It was common practice for stockman to herd stray cattle when driving cattle for sale. Cattlemen seemed to have an understanding that “if you brand some of my calves, I’ll brand some of yours.” However, the German settlers did not agree with this practice. They maintained small herds, and the loss of one calf meant the loss of much needed money. Adding to the tension was a group of wanderers that came to Texas after the Civil War ended. These men were outlaws through and through, and seemed to especially focus on cattle rustling.

Hoodoo WarPhoto: Petticoats and Pistols

In June of 1874, the presiding justice of Mason County, Wilson Hey, wrote to then Texas Governor Richard Coke requesting for troops to be sent to the countryside to help combat the growing trend of cattle rustling, however, the request seemed to fall on deaf ears. In February of 1875, German elected Sheriff John Clark formed a posse in an effort to put a stop to the thefts. In doing a sweep just northwest of Mason, the posse found a large group of cattle that had everyone else’s brand on them but their own. Nine men were arrested and taken to jail. Four of those men escaped before a trial could be held. Soon after, a mob of 40 some-odd men kidnapped the remaining prisoners and took them to be hanged. Texas Ranger Daniel W. Roberts pursued the mob with a few of his men and some local citizens, but they arrived too late. Three of the five men died. Two from hanging and one from a gunshot wound. Out of the survivors, one was hanged but did not die, the other escaped. An investigation ensued but nothing came of it.

Not long after, a man by the name of Tim Williamson was arrested for the theft of a yearling. Williamson was a young cowboy who, ironically, drove cattle for a German man named Carl Lehmberg. Lehmberg owned a pretty good size cattle operation and had offered $5.00 per head Williamson drove in. Williamson later posted bail and was released from jail. Upon his release, Sheriff Clark made a visit to Williamson’s home to collect on unpaid taxes. Williamson was not home, but Sheriff Clark took it upon himself to abuse Williamson’s wife. When Williamson discovered what had happened, he challenged Sheriff Clark to settle the issue man-to-man, but Sheriff Clark refused.

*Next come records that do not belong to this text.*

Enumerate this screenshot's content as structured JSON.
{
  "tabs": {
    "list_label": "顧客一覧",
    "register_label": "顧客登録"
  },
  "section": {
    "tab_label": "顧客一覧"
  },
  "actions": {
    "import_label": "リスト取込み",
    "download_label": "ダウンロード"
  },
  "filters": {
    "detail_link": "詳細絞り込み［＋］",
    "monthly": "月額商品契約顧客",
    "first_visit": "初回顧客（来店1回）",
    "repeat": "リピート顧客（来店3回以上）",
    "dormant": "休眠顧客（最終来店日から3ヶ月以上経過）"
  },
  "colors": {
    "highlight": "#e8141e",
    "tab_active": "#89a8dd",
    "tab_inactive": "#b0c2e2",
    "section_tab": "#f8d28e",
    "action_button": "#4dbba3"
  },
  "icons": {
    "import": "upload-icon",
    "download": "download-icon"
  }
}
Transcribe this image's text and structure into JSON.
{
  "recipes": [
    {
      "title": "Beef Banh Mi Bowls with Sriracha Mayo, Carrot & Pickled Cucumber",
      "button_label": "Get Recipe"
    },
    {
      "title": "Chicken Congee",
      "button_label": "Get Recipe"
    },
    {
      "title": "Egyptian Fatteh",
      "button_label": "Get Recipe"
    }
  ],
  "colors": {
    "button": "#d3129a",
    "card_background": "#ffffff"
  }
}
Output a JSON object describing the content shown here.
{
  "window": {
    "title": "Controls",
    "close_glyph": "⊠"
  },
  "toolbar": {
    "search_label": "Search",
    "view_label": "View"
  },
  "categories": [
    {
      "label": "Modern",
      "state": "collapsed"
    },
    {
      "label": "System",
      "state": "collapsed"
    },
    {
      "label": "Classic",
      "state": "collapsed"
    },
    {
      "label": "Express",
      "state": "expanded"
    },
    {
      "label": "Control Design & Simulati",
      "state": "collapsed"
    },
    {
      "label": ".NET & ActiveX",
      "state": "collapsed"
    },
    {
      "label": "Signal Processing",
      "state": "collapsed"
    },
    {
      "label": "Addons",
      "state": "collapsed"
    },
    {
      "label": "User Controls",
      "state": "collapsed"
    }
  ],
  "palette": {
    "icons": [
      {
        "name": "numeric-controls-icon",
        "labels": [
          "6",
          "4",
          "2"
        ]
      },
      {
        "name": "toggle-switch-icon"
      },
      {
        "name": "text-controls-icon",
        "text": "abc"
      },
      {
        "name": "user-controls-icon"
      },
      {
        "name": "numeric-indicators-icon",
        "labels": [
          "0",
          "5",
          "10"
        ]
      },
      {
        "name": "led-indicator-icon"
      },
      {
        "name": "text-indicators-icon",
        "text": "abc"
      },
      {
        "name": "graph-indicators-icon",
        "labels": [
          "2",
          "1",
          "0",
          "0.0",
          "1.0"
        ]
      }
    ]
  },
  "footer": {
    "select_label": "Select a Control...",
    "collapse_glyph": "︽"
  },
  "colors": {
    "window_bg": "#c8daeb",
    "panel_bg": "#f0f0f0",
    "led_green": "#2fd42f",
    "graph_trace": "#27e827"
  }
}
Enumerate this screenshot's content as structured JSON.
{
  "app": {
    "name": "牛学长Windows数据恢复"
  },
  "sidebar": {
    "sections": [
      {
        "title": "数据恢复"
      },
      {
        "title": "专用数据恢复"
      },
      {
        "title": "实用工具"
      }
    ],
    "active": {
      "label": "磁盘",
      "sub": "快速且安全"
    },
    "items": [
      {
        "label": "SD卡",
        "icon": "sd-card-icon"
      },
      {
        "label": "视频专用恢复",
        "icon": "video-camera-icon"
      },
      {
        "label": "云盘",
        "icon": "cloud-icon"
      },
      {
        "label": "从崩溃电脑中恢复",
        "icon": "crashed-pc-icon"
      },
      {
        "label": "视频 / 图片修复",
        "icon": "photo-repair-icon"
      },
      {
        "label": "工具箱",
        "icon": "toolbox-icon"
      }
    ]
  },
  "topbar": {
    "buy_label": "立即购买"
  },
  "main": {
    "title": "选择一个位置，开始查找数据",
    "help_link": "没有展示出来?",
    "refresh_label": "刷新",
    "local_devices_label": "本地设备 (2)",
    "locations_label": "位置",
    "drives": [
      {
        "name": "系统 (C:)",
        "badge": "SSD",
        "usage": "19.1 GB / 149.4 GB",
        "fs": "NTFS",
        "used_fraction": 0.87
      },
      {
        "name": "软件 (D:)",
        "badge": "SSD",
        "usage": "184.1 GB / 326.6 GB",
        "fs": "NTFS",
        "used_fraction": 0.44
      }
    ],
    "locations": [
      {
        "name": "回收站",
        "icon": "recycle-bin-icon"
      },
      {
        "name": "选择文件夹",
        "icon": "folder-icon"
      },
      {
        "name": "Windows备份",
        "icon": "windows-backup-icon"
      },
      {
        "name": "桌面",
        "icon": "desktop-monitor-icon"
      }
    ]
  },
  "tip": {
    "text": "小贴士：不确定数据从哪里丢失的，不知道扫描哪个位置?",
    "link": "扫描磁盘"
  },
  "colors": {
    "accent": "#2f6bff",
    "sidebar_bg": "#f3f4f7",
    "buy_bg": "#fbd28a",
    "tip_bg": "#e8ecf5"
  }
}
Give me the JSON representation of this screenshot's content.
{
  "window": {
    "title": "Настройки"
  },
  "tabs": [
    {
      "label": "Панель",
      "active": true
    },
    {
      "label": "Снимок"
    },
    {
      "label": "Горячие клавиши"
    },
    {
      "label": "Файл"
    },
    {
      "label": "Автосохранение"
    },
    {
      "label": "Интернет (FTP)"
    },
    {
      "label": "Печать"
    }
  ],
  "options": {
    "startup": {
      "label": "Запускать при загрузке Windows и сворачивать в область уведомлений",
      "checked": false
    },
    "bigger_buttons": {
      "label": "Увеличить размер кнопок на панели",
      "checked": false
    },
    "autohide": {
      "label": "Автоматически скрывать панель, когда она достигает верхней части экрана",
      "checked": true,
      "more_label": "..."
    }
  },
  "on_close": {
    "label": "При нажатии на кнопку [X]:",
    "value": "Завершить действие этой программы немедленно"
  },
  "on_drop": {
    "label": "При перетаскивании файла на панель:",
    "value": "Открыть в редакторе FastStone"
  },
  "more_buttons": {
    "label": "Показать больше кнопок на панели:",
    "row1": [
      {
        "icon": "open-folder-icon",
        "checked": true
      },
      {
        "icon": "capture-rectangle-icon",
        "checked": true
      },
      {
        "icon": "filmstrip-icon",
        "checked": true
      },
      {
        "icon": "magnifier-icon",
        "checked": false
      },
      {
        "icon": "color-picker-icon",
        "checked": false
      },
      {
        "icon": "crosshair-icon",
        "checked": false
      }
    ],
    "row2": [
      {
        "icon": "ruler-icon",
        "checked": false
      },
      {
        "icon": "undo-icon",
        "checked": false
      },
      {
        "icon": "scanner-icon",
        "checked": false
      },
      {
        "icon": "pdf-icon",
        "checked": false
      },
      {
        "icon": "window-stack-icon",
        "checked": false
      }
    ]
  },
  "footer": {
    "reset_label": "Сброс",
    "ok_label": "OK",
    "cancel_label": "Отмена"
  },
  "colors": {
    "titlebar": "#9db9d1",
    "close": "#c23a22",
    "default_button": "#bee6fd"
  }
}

On May 13, 1875, Sheriff Clark sent one of his men, Deputy Sheriff John Worley, to retrieve Williamson. Deputy Worley arrived at Lehmberg’s ranch and informed him Williamson’s bond was withdrawn. Worley took Williamson into custody, and during the ride back to Mason, the two men were ambushed by 12 men who had blackened their faces. Williamson and his horse were shot and killed, however, Worley escaped. No trial was ever held for his murder. This is where the real feud begins.

CooleyandgangPhoto: ancestraldata.com

A friend of Williamson and former Texas Ranger, Scott Cooley, declared to seek revenge for Williamson’s death. He gathered a group of vigilantes and rode up on Worley while he was working on his well. Cooley shot Worley in the back of the head and scalped him. Violence engulfed the city of Mason after Worley was murdered, so much so the citizens again wrote to Governor Coke for protection. Governor Coke sent a group of Texas Rangers to Mason to quell the feud. Several more men died and many were wounded during the Rangers’ pursuit of Cooley, some at the hand of the infamous Johnny Ringo. Cooley eventually fled Mason County and lived under the protection of friends in Blanco County where he later fell ill with “brain fever” and passed away.

Peace slowly returned to Mason, TX. Sheriff Clark was investigated for his part in the feud, but charges were later dismissed. A total of 14 men died and many were injured. None of the trials held in regards to the conflict were ever convicted in Mason County. On January 21, 1877, the Mason County Courthouse burned down as a result of arson. All records of the feud burned with it, and the citizens of Mason remained silent for the entirety of the first generation who survived. The only response anyone would receive when inquiring about the Hoodoo War was “The trouble’s over, let it die.”



Texas State Historical Association